> EXERCISE MATERIAL
-.-.-

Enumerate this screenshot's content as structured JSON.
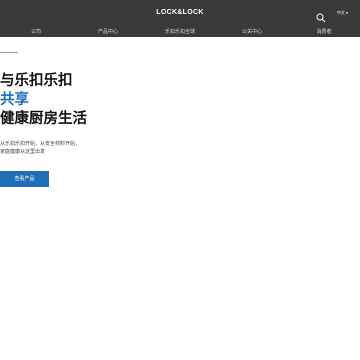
{
  "header": {
    "logo": "LOCK&LOCK",
    "search_icon": "search-icon",
    "language": "中文"
  },
  "nav": {
    "items": [
      {
        "label": "公司"
      },
      {
        "label": "产品中心"
      },
      {
        "label": "乐扣乐扣全球"
      },
      {
        "label": "公关中心"
      },
      {
        "label": "消费者"
      }
    ]
  },
  "hero": {
    "headline_1": "与乐扣乐扣",
    "headline_2": "共享",
    "headline_3": "健康厨房生活",
    "description_1": "从乐扣乐扣开始，从安全材料开始，",
    "description_2": "家庭健康从这里出发",
    "cta_label": "查看产品"
  },
  "colors": {
    "header_bg": "#3a3a3a",
    "accent": "#1e6fb8",
    "headline": "#111111"
  }
}
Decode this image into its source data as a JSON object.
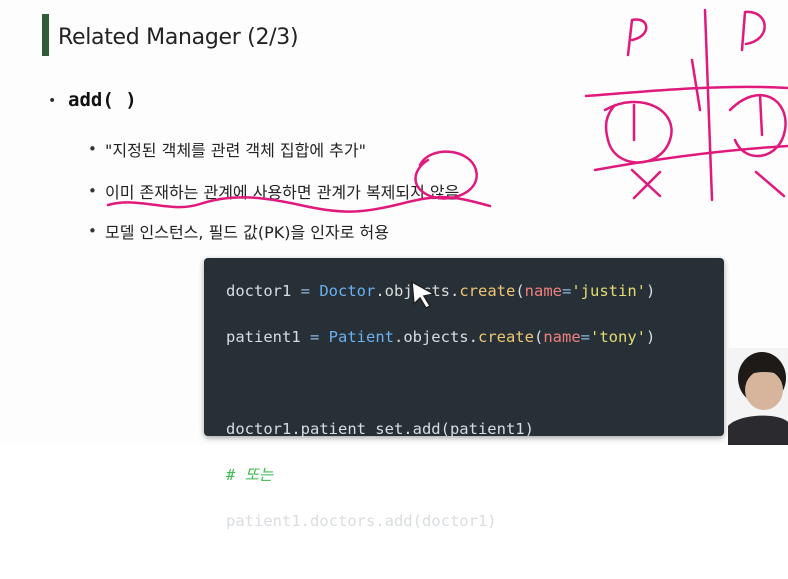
{
  "slide": {
    "title": "Related Manager (2/3)",
    "heading": "add( )",
    "bullets": [
      "\"지정된 객체를 관련 객체 집합에 추가\"",
      "이미 존재하는 관계에 사용하면 관계가 복제되지 않음",
      "모델 인스턴스, 필드 값(PK)을 인자로 허용"
    ]
  },
  "code": {
    "lines": {
      "l1": {
        "var": "doctor1",
        "eq": " = ",
        "cls": "Doctor",
        "mid": ".objects.",
        "fn": "create",
        "p1": "(",
        "kw": "name",
        "eq2": "=",
        "str": "'justin'",
        "p2": ")"
      },
      "l2": {
        "var": "patient1",
        "eq": " = ",
        "cls": "Patient",
        "mid": ".objects.",
        "fn": "create",
        "p1": "(",
        "kw": "name",
        "eq2": "=",
        "str": "'tony'",
        "p2": ")"
      },
      "l4": "doctor1.patient_set.add(patient1)",
      "l5": "# 또는",
      "l6": "patient1.doctors.add(doctor1)"
    }
  },
  "colors": {
    "title_bar": "#2f5d3a",
    "code_bg": "#263036",
    "ink": "#e0197d"
  }
}
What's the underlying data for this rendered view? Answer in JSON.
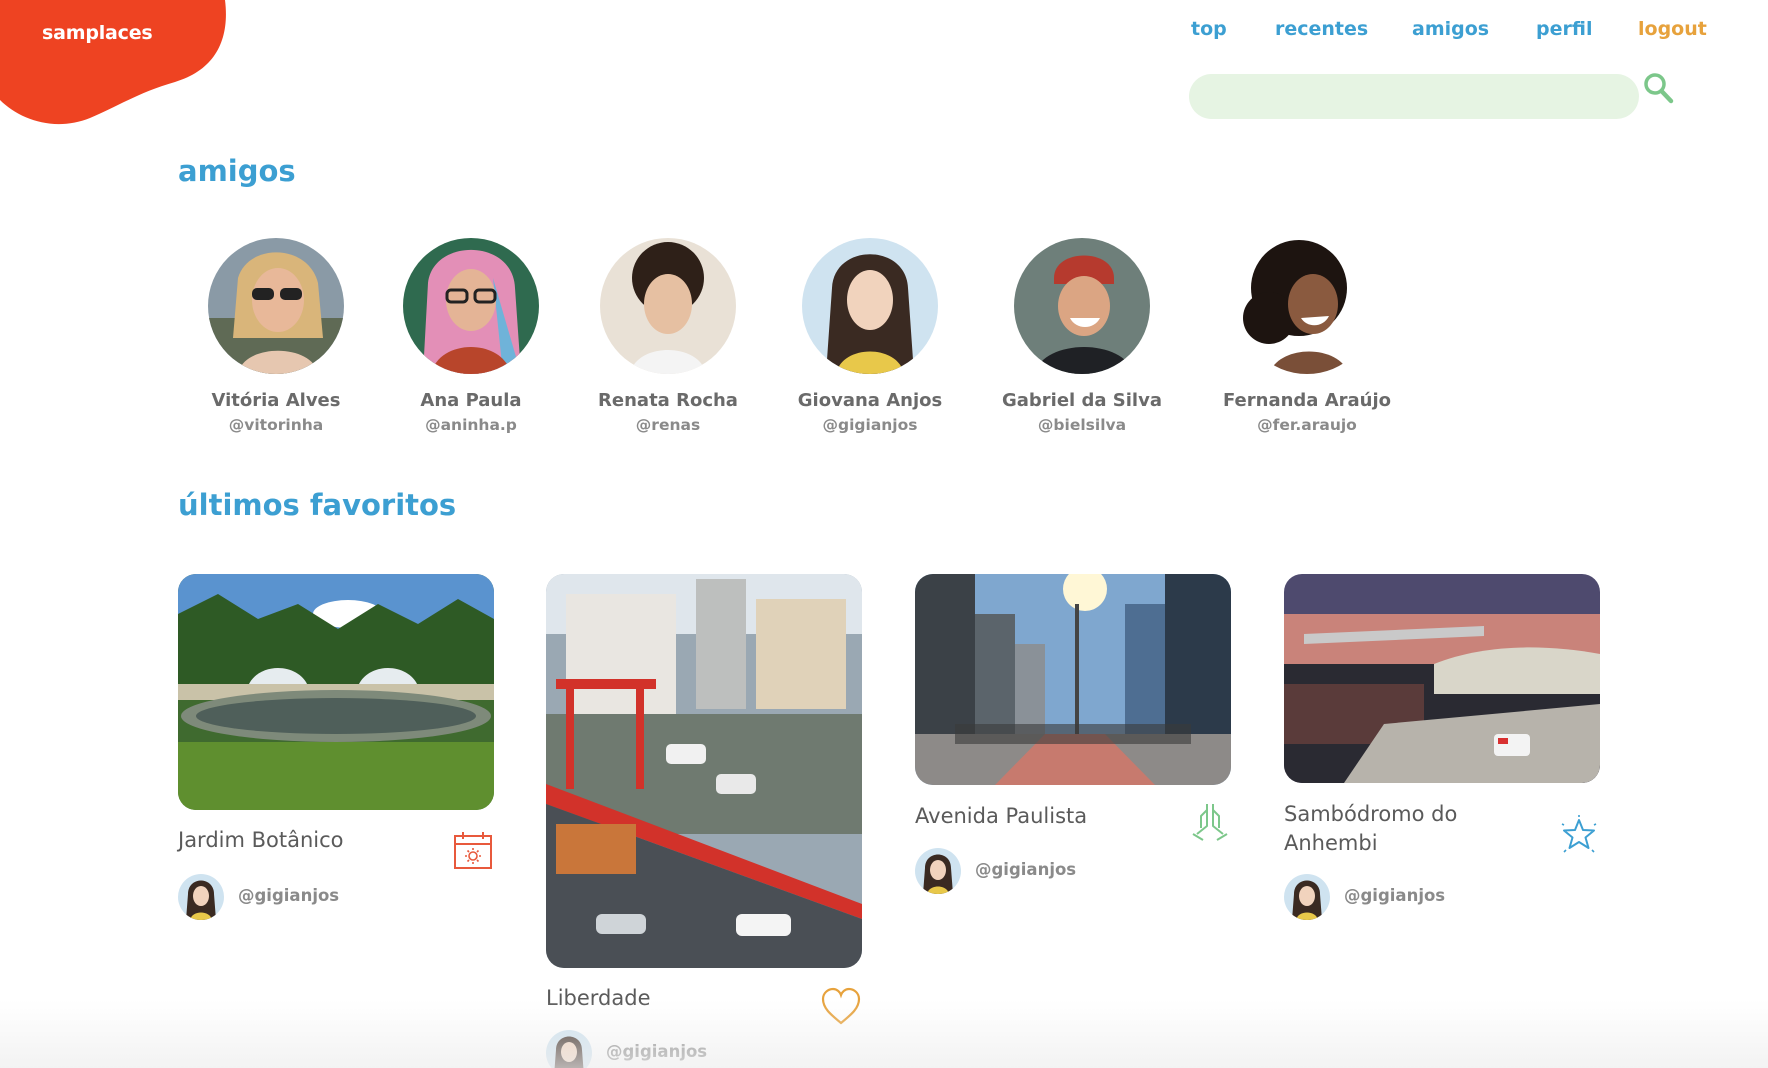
{
  "brand": {
    "name": "samplaces",
    "color": "#ee4322"
  },
  "nav": {
    "items": [
      "top",
      "recentes",
      "amigos",
      "perfil"
    ],
    "logout": "logout",
    "accent": "#3c9fd2",
    "logout_color": "#e7a23c"
  },
  "search": {
    "placeholder": "",
    "value": "",
    "icon": "search-icon",
    "color": "#7cc78a"
  },
  "friends": {
    "title": "amigos",
    "items": [
      {
        "name": "Vitória Alves",
        "handle": "@vitorinha"
      },
      {
        "name": "Ana Paula",
        "handle": "@aninha.p"
      },
      {
        "name": "Renata Rocha",
        "handle": "@renas"
      },
      {
        "name": "Giovana Anjos",
        "handle": "@gigianjos"
      },
      {
        "name": "Gabriel da Silva",
        "handle": "@bielsilva"
      },
      {
        "name": "Fernanda Araújo",
        "handle": "@fer.araujo"
      }
    ]
  },
  "favorites": {
    "title": "últimos favoritos",
    "items": [
      {
        "place": "Jardim Botânico",
        "user": "@gigianjos",
        "icon": "calendar-sun-icon",
        "icon_color": "#e8593c"
      },
      {
        "place": "Liberdade",
        "user": "@gigianjos",
        "icon": "heart-icon",
        "icon_color": "#e7a23c"
      },
      {
        "place": "Avenida Paulista",
        "user": "@gigianjos",
        "icon": "praying-hands-icon",
        "icon_color": "#7cc78a"
      },
      {
        "place": "Sambódromo do Anhembi",
        "user": "@gigianjos",
        "icon": "star-icon",
        "icon_color": "#3c9fd2"
      }
    ]
  }
}
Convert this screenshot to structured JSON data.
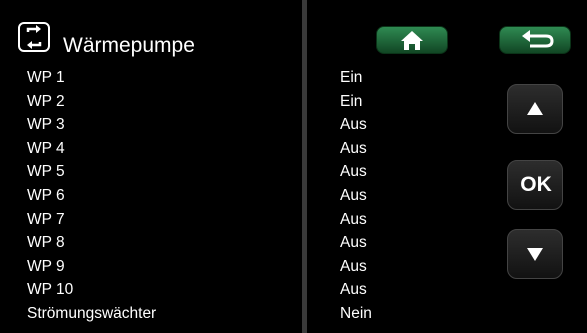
{
  "header": {
    "icon": "refresh-arrows-icon",
    "title": "Wärmepumpe"
  },
  "rows": [
    {
      "label": "WP 1",
      "value": "Ein"
    },
    {
      "label": "WP 2",
      "value": "Ein"
    },
    {
      "label": "WP 3",
      "value": "Aus"
    },
    {
      "label": "WP 4",
      "value": "Aus"
    },
    {
      "label": "WP 5",
      "value": "Aus"
    },
    {
      "label": "WP 6",
      "value": "Aus"
    },
    {
      "label": "WP 7",
      "value": "Aus"
    },
    {
      "label": "WP 8",
      "value": "Aus"
    },
    {
      "label": "WP 9",
      "value": "Aus"
    },
    {
      "label": "WP 10",
      "value": "Aus"
    },
    {
      "label": "Strömungswächter",
      "value": "Nein"
    }
  ],
  "buttons": {
    "home_icon": "home-icon",
    "back_icon": "back-arrow-icon",
    "up_icon": "up-arrow-icon",
    "ok_label": "OK",
    "down_icon": "down-arrow-icon"
  },
  "colors": {
    "background": "#000000",
    "text": "#ffffff",
    "nav_button_green": "#2f8a52",
    "side_button_dark": "#1e1e1e"
  }
}
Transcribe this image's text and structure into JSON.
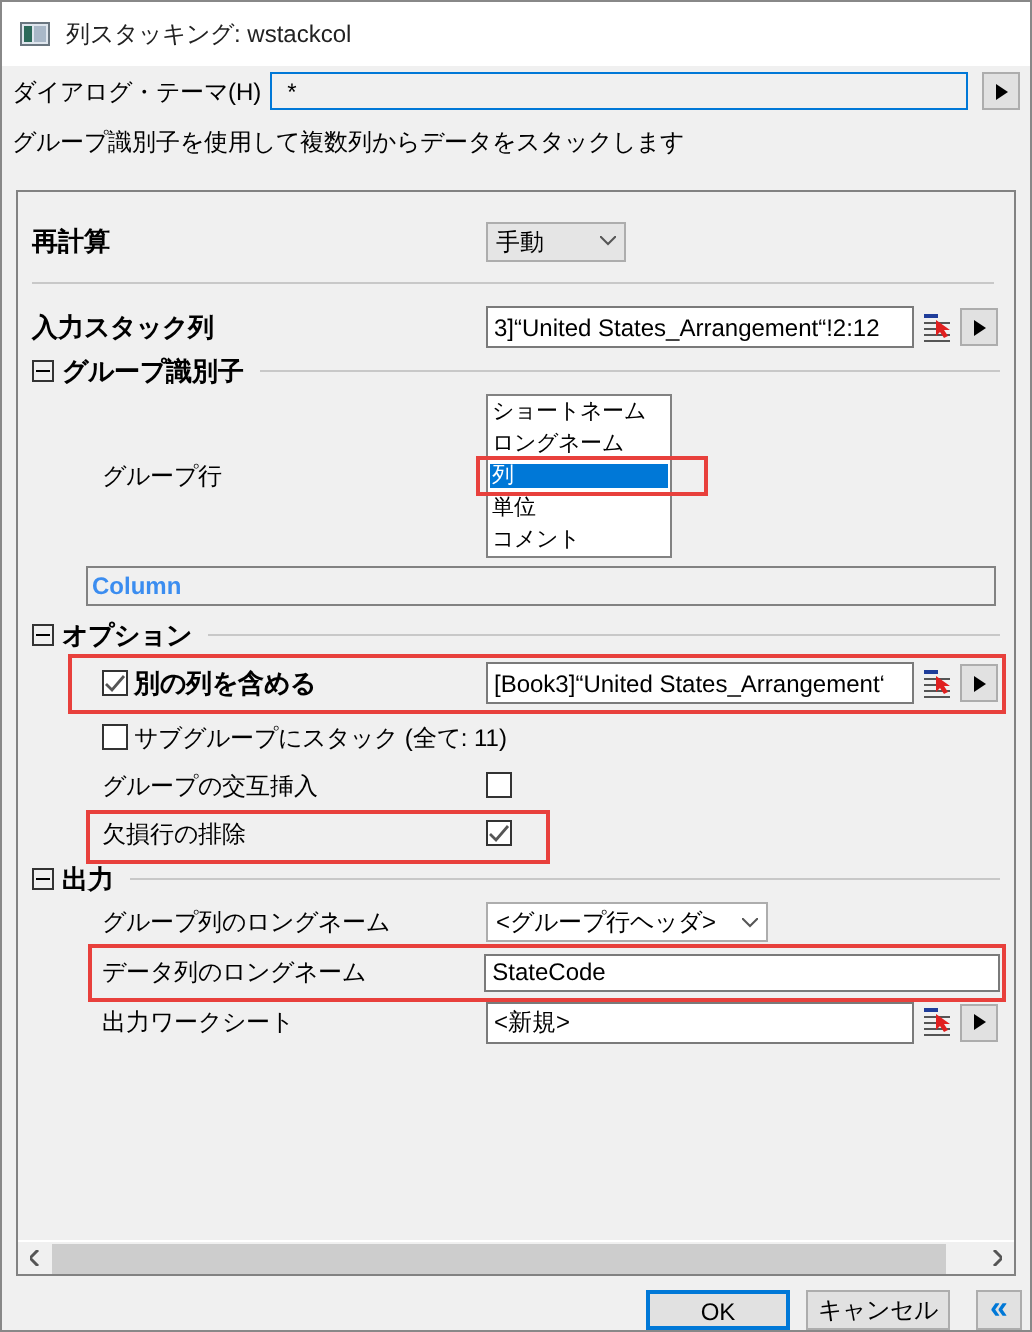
{
  "window": {
    "title": "列スタッキング: wstackcol"
  },
  "theme": {
    "label": "ダイアログ・テーマ(H)",
    "value": "*"
  },
  "description": "グループ識別子を使用して複数列からデータをスタックします",
  "recalculate": {
    "label": "再計算",
    "value": "手動"
  },
  "input": {
    "label": "入力スタック列",
    "value": "3]“United States_Arrangement“!2:12"
  },
  "group_identifier": {
    "title": "グループ識別子",
    "expanded": true,
    "group_row_label": "グループ行",
    "list": [
      {
        "label": "ショートネーム",
        "selected": false
      },
      {
        "label": "ロングネーム",
        "selected": false
      },
      {
        "label": "列",
        "selected": true,
        "highlighted": true
      },
      {
        "label": "単位",
        "selected": false
      },
      {
        "label": "コメント",
        "selected": false
      }
    ],
    "preview": "Column"
  },
  "options": {
    "title": "オプション",
    "expanded": true,
    "rows": [
      {
        "kind": "checkbox_field",
        "label": "別の列を含める",
        "checked": true,
        "value": "[Book3]“United States_Arrangement‘",
        "highlighted": true
      },
      {
        "kind": "checkbox",
        "label": "サブグループにスタック (全て: 11)",
        "checked": false,
        "highlighted": false
      },
      {
        "kind": "label_checkbox",
        "label": "グループの交互挿入",
        "checked": false,
        "highlighted": false
      },
      {
        "kind": "label_checkbox",
        "label": "欠損行の排除",
        "checked": true,
        "highlighted": true
      }
    ]
  },
  "output": {
    "title": "出力",
    "expanded": true,
    "rows": [
      {
        "kind": "dropdown",
        "label": "グループ列のロングネーム",
        "value": "<グループ行ヘッダ>",
        "highlighted": false
      },
      {
        "kind": "text",
        "label": "データ列のロングネーム",
        "value": "StateCode",
        "highlighted": true
      },
      {
        "kind": "picker",
        "label": "出力ワークシート",
        "value": "<新規>",
        "highlighted": false
      }
    ]
  },
  "buttons": {
    "ok": "OK",
    "cancel": "キャンセル",
    "collapse": "«"
  }
}
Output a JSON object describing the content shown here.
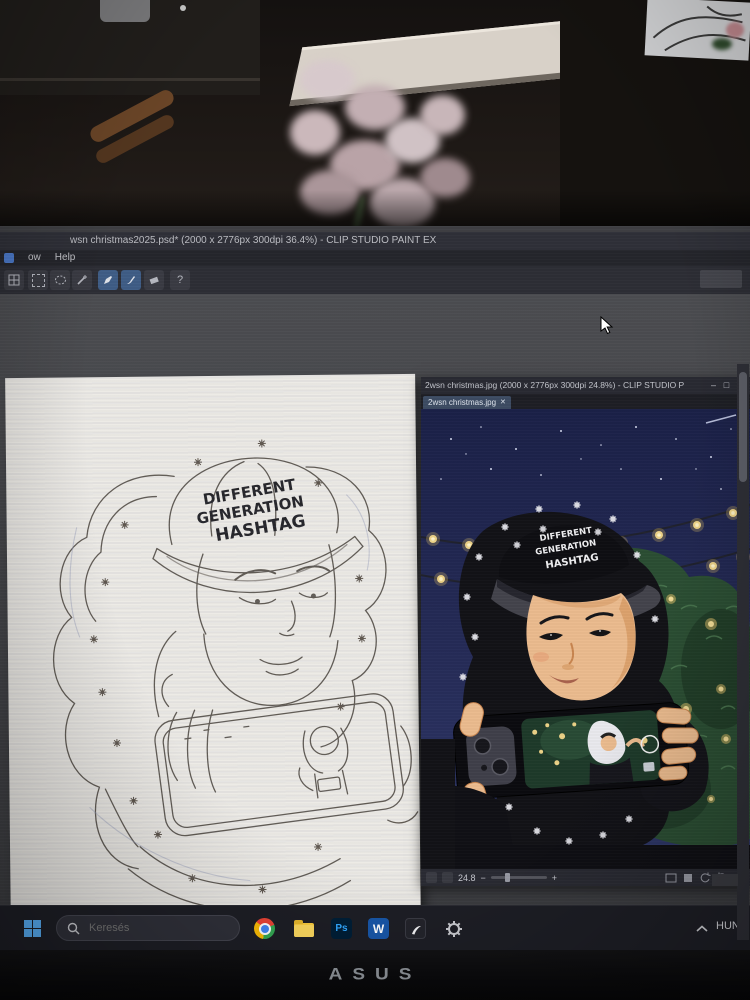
{
  "titlebar": {
    "title": "wsn christmas2025.psd* (2000 x 2776px 300dpi 36.4%)  -  CLIP STUDIO PAINT EX"
  },
  "menubar": {
    "item_window": "ow",
    "item_help": "Help"
  },
  "toolbar": {
    "help_glyph": "?"
  },
  "float_window": {
    "title": "2wsn christmas.jpg (2000 x 2776px 300dpi 24.8%)  -  CLIP STUDIO P",
    "minimize_glyph": "–",
    "maximize_glyph": "□",
    "close_glyph": "✕",
    "tab_label": "2wsn christmas.jpg",
    "tab_close_glyph": "✕",
    "status": {
      "zoom_value": "24.8",
      "zoom_out_glyph": "−",
      "zoom_in_glyph": "+"
    }
  },
  "artwork": {
    "cap_line1": "DIFFERENT",
    "cap_line2": "GENERATION",
    "cap_line3": "HASHTAG",
    "accent_lights_color": "#ecd288",
    "sky_color": "#232a56",
    "foliage_color": "#2b4e33"
  },
  "taskbar": {
    "search_placeholder": "Keresés",
    "language": "HUN",
    "icons": {
      "photoshop_glyph": "Ps",
      "word_glyph": "W"
    }
  },
  "monitor": {
    "brand": "ASUS"
  }
}
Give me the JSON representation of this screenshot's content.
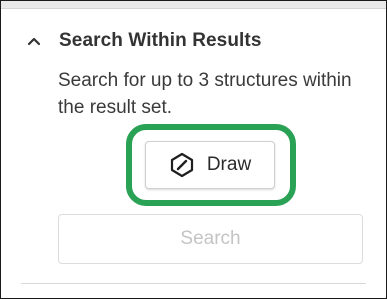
{
  "section": {
    "title": "Search Within Results",
    "expanded": true,
    "collapse_icon": "chevron-up-icon",
    "description": "Search for up to 3 structures within the result set."
  },
  "draw_button": {
    "label": "Draw",
    "icon": "pencil-icon",
    "highlighted": true
  },
  "search_button": {
    "label": "Search",
    "disabled": true
  },
  "colors": {
    "highlight": "#2aa256",
    "text": "#333333",
    "disabled_text": "#c4c4c4"
  }
}
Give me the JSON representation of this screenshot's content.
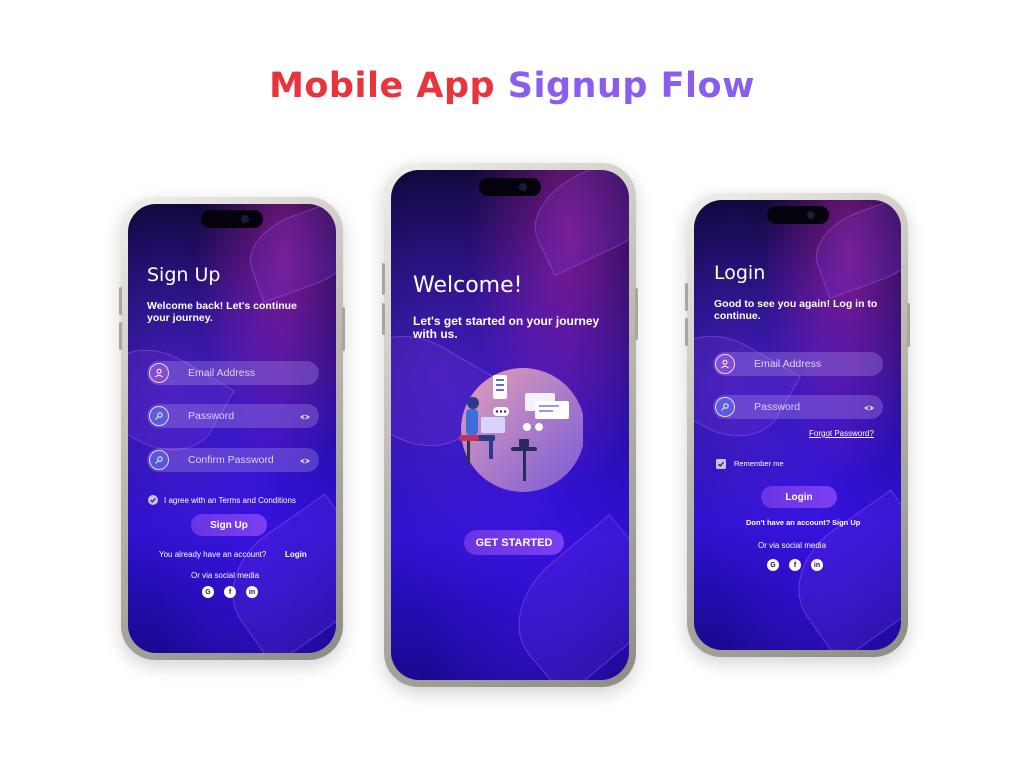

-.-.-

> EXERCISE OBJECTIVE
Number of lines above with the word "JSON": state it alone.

> SOLUTION FOR THIS EXERCISE
8